## What is being asked
Among these records, tally each line with the word "Untitled"; the answer is that number alone.

## Information given

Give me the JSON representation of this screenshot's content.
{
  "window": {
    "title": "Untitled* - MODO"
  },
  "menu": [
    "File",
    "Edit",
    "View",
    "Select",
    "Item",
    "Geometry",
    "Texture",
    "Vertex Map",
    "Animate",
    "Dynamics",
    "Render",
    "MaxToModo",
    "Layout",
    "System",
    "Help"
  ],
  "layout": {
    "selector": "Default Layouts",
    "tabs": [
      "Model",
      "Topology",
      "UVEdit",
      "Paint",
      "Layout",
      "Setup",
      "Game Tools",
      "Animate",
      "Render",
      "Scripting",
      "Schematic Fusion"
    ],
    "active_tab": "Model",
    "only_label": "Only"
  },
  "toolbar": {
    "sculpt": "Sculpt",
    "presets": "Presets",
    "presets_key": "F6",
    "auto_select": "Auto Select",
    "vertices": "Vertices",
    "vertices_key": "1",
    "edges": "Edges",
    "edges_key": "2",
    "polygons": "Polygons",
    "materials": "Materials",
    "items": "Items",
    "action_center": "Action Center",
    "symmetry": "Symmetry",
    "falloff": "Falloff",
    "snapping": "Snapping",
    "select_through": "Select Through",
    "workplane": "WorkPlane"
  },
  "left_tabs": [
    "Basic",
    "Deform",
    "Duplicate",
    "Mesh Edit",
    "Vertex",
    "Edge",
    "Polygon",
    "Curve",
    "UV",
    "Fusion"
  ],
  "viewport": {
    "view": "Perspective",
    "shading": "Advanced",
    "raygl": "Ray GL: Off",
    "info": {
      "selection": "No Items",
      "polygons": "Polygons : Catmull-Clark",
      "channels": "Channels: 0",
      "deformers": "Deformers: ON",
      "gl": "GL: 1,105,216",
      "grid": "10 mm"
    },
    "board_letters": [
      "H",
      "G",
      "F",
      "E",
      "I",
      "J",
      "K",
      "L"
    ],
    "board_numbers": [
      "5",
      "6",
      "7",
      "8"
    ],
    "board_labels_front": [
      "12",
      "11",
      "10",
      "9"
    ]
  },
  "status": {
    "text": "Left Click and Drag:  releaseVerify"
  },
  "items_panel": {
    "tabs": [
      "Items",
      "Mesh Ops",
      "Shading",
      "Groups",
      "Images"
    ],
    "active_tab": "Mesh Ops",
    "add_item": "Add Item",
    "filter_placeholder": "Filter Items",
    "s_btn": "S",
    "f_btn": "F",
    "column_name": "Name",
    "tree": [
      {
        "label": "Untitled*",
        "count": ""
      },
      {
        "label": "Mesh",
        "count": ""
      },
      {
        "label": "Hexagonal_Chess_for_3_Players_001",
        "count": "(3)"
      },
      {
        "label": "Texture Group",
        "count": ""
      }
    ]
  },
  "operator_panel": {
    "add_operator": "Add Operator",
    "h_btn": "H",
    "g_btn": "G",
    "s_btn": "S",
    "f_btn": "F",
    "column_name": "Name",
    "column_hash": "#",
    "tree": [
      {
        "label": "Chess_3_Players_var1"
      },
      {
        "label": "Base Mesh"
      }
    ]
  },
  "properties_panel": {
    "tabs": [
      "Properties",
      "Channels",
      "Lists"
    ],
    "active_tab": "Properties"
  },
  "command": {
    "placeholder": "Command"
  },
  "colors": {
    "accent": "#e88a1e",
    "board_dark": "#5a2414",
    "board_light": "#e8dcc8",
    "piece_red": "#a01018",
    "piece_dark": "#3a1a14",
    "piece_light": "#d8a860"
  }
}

## Written response
2